(This blog post is accompanied by an explanatory podcast. See below.) Many people compost. It can be easy or hard, depending upon your tolerance for turning and work, and of the Wild Thing who wants a free meal. I can … Continue reading
Posted in agroecology, argoecology, Botany, Carbon Cycle, composting, ecological services, Ecological Society of America, ecology, engineering, environment, fermentation, First Parish Needham, karma, local self reliance, Nature, science, solid waste management, sustainability, sustainable landscaping, Unitarian Universalism, UU, UU Humanists, UU Needham, water as a resource

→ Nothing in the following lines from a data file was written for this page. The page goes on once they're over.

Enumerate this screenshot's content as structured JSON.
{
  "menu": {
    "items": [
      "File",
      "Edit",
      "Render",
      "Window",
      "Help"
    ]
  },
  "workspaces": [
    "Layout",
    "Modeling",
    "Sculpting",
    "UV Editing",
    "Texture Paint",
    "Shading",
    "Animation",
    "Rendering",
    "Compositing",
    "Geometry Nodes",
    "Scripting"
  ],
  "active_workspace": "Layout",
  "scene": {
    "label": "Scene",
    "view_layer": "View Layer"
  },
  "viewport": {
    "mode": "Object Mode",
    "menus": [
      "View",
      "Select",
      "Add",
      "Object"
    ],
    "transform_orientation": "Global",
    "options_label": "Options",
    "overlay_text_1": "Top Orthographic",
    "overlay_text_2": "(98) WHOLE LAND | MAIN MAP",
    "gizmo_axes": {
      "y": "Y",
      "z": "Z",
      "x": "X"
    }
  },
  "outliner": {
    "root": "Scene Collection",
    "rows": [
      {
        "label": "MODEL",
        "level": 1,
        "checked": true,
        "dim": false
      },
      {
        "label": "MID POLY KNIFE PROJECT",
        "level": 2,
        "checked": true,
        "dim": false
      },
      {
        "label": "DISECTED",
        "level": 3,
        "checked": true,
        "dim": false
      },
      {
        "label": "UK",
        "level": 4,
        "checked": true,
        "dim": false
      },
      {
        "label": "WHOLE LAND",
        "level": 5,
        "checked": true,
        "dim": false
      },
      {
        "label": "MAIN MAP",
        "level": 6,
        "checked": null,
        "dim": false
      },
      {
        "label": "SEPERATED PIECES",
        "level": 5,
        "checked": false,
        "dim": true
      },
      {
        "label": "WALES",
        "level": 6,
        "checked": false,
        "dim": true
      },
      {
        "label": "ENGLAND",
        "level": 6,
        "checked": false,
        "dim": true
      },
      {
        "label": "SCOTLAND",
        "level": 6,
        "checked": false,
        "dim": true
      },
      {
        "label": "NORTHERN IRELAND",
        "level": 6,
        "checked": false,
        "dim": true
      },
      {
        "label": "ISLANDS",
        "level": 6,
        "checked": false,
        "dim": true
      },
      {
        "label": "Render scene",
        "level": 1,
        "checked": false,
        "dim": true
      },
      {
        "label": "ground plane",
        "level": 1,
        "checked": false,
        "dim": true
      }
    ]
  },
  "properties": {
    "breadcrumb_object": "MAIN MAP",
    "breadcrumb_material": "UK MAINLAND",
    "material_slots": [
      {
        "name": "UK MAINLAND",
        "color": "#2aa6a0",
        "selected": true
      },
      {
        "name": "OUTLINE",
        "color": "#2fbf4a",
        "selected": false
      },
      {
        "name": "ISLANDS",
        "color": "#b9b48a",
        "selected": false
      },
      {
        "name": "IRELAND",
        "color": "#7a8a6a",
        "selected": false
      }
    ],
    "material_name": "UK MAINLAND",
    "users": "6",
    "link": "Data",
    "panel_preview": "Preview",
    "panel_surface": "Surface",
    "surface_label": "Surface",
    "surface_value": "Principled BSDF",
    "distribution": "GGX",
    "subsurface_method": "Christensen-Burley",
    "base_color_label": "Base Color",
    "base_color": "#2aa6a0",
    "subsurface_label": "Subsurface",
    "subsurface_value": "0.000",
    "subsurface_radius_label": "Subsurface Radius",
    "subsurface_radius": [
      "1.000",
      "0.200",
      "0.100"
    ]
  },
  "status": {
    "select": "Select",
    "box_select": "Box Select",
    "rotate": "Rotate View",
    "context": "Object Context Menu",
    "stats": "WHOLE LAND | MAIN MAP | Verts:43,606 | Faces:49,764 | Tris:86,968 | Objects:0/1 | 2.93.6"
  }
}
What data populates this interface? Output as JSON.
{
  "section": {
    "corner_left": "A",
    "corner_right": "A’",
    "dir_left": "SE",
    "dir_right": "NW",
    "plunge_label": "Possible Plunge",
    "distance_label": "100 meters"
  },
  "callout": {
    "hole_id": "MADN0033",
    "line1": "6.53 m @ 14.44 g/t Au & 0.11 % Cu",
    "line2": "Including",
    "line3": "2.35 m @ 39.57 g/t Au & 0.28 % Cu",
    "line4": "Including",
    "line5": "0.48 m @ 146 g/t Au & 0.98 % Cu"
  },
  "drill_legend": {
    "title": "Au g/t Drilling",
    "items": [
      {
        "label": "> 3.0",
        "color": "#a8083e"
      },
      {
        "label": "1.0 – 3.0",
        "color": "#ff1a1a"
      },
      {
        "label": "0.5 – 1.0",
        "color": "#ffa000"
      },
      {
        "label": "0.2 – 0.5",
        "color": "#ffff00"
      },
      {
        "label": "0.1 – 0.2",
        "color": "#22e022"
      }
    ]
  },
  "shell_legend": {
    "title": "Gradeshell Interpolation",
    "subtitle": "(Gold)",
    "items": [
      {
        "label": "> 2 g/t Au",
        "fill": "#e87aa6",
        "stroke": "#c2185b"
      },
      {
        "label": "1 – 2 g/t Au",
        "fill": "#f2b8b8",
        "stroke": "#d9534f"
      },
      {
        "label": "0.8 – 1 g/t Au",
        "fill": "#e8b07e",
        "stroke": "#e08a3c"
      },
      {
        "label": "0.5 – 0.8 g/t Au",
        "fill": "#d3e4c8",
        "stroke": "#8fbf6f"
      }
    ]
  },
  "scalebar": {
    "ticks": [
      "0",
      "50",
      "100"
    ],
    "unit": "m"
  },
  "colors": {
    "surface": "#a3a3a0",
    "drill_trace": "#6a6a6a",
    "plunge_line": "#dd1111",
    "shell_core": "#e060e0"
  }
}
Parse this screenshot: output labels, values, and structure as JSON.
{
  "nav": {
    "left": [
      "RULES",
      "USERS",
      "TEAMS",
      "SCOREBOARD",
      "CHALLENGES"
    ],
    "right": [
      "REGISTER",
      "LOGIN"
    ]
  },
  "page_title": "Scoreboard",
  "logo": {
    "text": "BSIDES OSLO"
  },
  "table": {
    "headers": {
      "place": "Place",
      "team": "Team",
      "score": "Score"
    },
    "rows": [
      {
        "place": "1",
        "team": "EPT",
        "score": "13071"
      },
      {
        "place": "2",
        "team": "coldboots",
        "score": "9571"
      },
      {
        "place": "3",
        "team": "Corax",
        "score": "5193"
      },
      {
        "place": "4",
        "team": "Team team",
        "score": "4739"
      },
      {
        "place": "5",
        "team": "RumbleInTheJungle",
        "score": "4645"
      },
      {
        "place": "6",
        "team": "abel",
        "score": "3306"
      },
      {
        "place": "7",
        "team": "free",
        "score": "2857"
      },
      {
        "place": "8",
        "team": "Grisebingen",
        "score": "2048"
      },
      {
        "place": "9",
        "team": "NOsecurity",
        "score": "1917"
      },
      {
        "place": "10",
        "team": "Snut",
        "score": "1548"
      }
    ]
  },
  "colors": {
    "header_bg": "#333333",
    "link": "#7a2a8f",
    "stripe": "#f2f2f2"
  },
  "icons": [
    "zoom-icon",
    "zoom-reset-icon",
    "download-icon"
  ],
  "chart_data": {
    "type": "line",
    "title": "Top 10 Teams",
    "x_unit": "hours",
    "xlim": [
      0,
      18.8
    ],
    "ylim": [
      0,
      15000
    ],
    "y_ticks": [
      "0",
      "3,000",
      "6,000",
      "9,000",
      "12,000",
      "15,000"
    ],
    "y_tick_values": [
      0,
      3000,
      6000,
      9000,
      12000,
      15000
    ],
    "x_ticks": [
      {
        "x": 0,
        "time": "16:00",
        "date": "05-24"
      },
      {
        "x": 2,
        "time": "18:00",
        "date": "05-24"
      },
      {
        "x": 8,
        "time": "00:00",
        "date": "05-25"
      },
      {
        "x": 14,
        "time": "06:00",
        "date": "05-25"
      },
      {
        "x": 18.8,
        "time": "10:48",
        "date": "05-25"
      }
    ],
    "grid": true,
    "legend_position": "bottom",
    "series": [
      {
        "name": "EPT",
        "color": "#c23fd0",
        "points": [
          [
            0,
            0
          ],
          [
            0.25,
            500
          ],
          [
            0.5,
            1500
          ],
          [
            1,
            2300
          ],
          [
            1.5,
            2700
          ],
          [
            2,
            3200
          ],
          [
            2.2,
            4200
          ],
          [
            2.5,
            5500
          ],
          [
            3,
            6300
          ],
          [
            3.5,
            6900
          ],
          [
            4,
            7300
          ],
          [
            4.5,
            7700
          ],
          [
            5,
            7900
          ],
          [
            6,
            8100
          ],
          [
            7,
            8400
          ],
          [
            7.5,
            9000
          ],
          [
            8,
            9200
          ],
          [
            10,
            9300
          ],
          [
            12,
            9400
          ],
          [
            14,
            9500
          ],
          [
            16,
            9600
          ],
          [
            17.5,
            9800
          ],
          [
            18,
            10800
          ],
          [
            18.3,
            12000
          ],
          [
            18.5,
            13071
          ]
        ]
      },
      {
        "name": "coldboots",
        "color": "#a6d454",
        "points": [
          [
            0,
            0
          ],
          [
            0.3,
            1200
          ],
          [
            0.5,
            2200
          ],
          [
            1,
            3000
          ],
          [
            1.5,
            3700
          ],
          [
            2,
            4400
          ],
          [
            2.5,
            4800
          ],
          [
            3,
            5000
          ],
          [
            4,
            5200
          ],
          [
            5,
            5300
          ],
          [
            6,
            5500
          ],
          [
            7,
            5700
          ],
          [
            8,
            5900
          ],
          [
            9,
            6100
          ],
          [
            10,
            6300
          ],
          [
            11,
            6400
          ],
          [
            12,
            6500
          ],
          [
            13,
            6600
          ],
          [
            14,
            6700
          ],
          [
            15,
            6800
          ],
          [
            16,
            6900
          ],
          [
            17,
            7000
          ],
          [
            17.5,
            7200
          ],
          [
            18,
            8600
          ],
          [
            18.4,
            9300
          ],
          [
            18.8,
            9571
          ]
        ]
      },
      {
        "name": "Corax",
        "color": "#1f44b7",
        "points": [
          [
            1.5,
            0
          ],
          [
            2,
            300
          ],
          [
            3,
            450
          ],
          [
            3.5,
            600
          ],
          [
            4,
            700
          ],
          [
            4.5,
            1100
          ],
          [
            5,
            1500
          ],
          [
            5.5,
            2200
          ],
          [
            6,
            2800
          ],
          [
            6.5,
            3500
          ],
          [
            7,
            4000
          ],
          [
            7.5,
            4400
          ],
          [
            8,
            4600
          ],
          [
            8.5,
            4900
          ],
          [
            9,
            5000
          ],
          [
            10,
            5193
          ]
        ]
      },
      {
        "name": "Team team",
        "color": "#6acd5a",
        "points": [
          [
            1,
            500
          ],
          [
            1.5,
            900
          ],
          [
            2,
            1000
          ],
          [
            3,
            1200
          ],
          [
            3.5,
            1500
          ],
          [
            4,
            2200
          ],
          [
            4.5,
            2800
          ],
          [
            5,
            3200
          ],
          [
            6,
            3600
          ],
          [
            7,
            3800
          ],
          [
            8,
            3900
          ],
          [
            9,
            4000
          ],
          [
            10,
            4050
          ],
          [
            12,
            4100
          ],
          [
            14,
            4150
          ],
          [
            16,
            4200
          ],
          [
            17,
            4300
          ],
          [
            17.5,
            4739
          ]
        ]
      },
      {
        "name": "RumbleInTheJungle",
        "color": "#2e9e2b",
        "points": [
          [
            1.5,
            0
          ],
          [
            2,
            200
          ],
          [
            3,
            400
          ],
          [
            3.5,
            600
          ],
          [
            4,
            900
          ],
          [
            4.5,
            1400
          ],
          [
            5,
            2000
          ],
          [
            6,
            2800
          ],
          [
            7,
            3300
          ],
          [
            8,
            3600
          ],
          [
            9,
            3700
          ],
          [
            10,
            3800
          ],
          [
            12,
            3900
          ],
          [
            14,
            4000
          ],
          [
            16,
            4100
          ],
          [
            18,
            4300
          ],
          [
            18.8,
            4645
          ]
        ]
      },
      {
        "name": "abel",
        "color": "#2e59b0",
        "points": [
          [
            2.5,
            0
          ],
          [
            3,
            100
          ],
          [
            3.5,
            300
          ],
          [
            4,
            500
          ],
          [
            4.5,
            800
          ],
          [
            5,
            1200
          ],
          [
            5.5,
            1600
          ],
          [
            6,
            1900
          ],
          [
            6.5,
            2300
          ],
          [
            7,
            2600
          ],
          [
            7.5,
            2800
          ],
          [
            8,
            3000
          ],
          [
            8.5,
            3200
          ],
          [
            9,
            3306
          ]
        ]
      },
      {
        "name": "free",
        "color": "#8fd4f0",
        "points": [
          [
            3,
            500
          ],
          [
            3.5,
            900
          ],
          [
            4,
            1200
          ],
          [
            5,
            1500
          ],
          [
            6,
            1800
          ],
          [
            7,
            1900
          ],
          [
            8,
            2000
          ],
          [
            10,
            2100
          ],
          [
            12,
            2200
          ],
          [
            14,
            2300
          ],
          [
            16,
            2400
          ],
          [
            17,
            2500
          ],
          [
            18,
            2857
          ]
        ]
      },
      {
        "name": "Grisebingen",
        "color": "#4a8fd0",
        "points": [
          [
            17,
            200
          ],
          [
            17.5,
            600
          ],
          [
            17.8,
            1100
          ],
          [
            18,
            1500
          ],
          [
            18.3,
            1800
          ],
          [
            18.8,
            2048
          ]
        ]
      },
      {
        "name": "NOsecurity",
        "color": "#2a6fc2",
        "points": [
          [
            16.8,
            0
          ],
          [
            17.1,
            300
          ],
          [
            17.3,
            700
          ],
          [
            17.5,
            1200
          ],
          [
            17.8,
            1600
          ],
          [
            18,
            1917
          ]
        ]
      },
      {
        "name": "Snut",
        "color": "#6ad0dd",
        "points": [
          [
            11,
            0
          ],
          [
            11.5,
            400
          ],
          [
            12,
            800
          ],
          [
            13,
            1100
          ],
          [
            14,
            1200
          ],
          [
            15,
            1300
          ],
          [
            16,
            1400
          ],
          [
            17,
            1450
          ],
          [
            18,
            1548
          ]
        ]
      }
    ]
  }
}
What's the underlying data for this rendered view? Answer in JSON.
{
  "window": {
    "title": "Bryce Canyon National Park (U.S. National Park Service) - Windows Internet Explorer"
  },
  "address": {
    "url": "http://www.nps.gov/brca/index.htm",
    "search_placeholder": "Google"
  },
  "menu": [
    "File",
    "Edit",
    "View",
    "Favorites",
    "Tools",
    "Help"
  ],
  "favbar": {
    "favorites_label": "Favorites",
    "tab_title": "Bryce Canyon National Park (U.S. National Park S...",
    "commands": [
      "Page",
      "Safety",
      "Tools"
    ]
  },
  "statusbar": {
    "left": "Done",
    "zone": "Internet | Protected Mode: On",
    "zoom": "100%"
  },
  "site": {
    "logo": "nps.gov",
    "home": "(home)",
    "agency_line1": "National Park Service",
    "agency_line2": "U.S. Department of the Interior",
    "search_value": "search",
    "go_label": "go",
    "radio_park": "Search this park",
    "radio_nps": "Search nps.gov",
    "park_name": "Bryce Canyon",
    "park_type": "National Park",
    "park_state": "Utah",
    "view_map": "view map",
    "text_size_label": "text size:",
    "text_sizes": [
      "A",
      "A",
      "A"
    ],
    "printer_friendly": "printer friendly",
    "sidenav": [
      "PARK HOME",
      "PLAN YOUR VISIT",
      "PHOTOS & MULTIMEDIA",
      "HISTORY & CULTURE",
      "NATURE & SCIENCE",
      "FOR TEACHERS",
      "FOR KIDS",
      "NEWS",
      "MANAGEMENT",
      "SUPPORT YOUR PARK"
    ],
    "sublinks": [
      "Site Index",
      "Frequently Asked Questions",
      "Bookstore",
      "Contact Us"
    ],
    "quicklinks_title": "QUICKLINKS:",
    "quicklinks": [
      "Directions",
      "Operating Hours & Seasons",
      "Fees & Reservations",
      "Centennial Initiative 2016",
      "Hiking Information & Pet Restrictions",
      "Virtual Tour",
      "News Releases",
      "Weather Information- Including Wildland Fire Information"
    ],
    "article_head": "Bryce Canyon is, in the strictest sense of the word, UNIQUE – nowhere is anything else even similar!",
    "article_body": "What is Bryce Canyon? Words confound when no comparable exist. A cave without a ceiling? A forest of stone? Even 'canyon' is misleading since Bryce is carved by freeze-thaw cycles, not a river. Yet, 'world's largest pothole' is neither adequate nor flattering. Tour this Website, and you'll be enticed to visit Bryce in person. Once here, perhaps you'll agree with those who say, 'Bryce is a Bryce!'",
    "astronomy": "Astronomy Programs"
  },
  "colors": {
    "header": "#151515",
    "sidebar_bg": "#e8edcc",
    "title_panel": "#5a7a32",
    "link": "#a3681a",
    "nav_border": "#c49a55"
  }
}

From Aldo Leopold in his A Sand County Almanac: One of the penalties of an ecological education is that one lives alone in a world of wounds. Much of the damage inflicted on land is quite invisible to laymen. An … Continue reading
Posted in adaptation, agroecology, Aldo Leopold, American Association for the Advancement of Science, argoecology, being carbon dioxide, biology, Boston Ethical Society, Botany, Buckminster Fuller, Charles Darwin, climate, climate change, David Suzuki, Earle Wilson, Ecological Society of America, Ecology Action, ethics, George Sughihara, Glen Peters, global warming, Grant Foster, Humans have a lot to answer for, Hyper Anthropocene, population biology, quantitative biology, quantitative ecology, Spaceship Earth, sustainability, The Demon Haunted World, the right to be and act stupid, the right to know, the tragedy of our present civilization, tragedy of the horizon, unreason, UU Humanists
Update: 2018-05-26 It’s not about plants, not entirely. But it seems that, in one agricultural area, pollinators (bees) under stress have ceded their pollinating responsibility to a couple of species of exotic (read invasive) flies. See: J. R. Stavert, D. … Continue reading
Posted in adaptation, American Association for the Advancement of Science, argoecology, biology, Botany, Carl Safina, complex systems, conservation, ecological services, Ecological Society of America, ecology, Ecology Action, environment, fragmentation of ecosystems, invasive species, land use to fight, living shorelines, New England, population biology, population dynamics, quantitative biology, quantitative ecology, sustainability, sustainable landscaping, water as a resource
Crocus tommasinianus are out, and are glorious. Here are two photos of blooms in our yard taken with my new Google Pixel 2: Some reviews of the Pixel 2: from Digital Trends from c|net from GSM Arena: Technical specs!